The annual increase in new cases of kidney cancer, for example, was 6.23 percent among people aged 25-29 years, but about 3 percent in the age group 45-49 years. Similarly, the incidence of pancreatic cancer increased 4.3 percent per year for 25- to 29-year-olds, but less than 1 percent per year among 45-49 year-olds.

Overall, the percentages of colorectal, endometrial, pancreatic and gallbladder cancers in millennials – young adults born around 1985 – were about double the percentages seen in people born at the same age in the 1950s, the researchers note.

Especially noticeable was the increase in kidney cancer. Millennials were almost five times as likely as baby boomers to get kidney cancer.

In contrast, for all but two of the 18 cancers that are unrelated to obesity, the percentages stabilized or decreased in successive younger birth cohorts.

Jemal said he hopes the new findings will sound an alarm to doctors treating young adults. "Less than half of the physicians in primary health care regularly assess the body mass index, despite national screening recommendations," he said. "Furthermore, only a third of patients report a diagnosis or advice for weight loss."
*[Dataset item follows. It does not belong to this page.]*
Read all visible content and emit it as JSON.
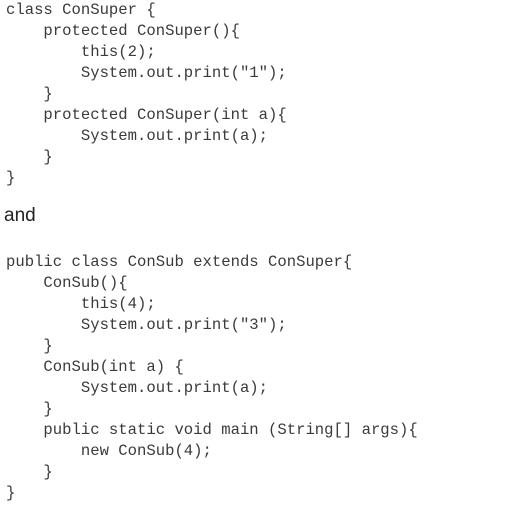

Measures in the field of public health, such as restrictions on advertising unhealthy low-calorie foods, can also help, as well as more campaigns to promote healthy lifestyle choices, Jemal said.

The issue of cancer obesity is a very important topic, as we have had an obesity crisis for several decades now, "said John Jakicic, a professor and director of the Healthy Lifestyle Institute at the University of Pittsburgh in Pennsylvania. "At some point we started to see that diabetes followed with obesity, what we see now is something similar with regard to certain cancers."

Cancer prevention probably means preventing other things that can cause cancer to precipitate & # 39 ;, said Jakicic, who was not involved in the study. And although researchers do not yet know exactly how obesity can increase cancer rates, it is critically important & # 39; to see observational studies showing a connection between these two, he noted.